Data under study:

=== Section Start ===

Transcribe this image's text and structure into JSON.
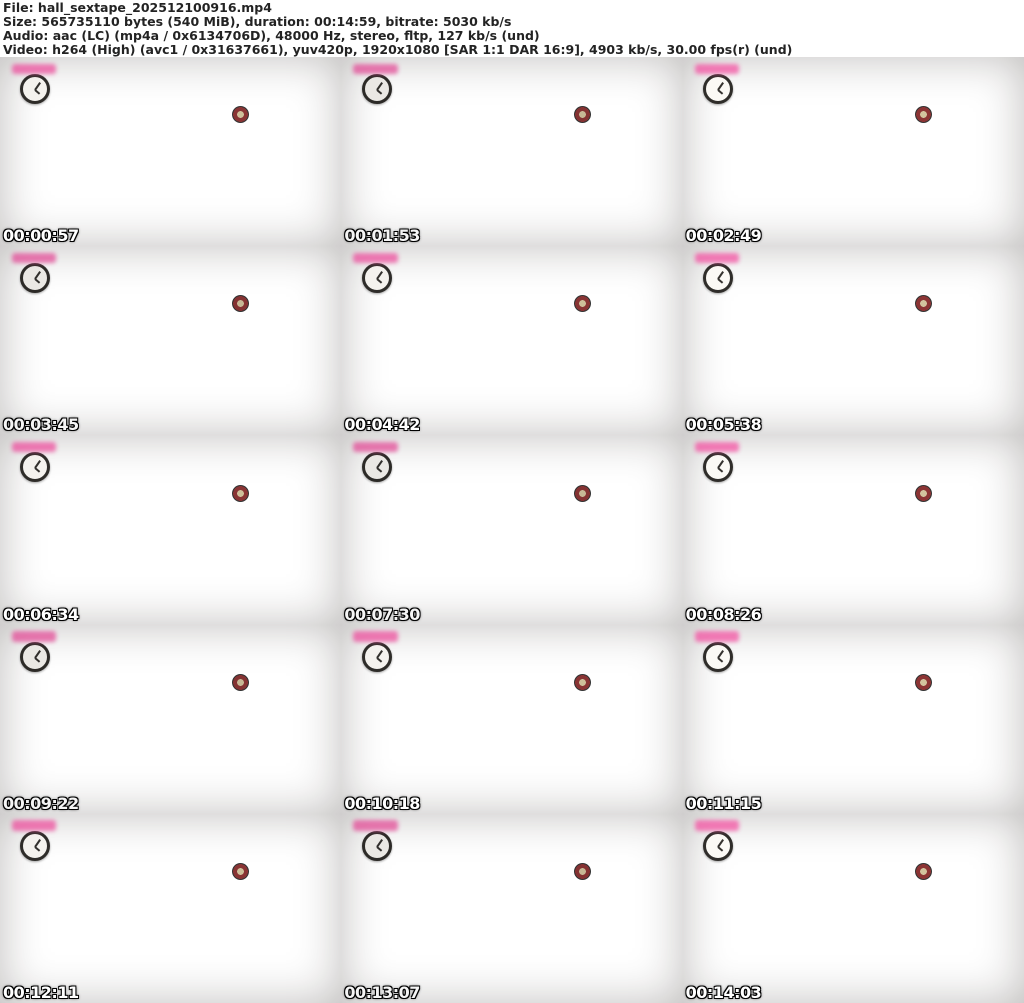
{
  "header": {
    "file": "File: hall_sextape_202512100916.mp4",
    "size": "Size: 565735110 bytes (540 MiB), duration: 00:14:59, bitrate: 5030 kb/s",
    "audio": "Audio: aac (LC) (mp4a / 0x6134706D), 48000 Hz, stereo, fltp, 127 kb/s (und)",
    "video": "Video: h264 (High) (avc1 / 0x31637661), yuv420p, 1920x1080 [SAR 1:1 DAR 16:9], 4903 kb/s, 30.00 fps(r) (und)"
  },
  "grid": {
    "columns": 3,
    "rows": 5,
    "thumbnail_count": 15
  },
  "thumbnails": [
    {
      "timestamp": "00:00:57"
    },
    {
      "timestamp": "00:01:53"
    },
    {
      "timestamp": "00:02:49"
    },
    {
      "timestamp": "00:03:45"
    },
    {
      "timestamp": "00:04:42"
    },
    {
      "timestamp": "00:05:38"
    },
    {
      "timestamp": "00:06:34"
    },
    {
      "timestamp": "00:07:30"
    },
    {
      "timestamp": "00:08:26"
    },
    {
      "timestamp": "00:09:22"
    },
    {
      "timestamp": "00:10:18"
    },
    {
      "timestamp": "00:11:15"
    },
    {
      "timestamp": "00:12:11"
    },
    {
      "timestamp": "00:13:07"
    },
    {
      "timestamp": "00:14:03"
    }
  ],
  "colors": {
    "header_bg": "#ffffff",
    "header_text": "#232323",
    "timestamp_text": "#ffffff",
    "timestamp_outline": "#000000",
    "tree_green": "#2c6e52",
    "ornament_blue": "#2f5fc9",
    "watermark_pink": "#ec509e",
    "shelf_dark": "#171210",
    "lamp_glow": "#ffd882"
  }
}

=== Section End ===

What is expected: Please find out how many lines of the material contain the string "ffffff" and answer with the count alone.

Written solution: 2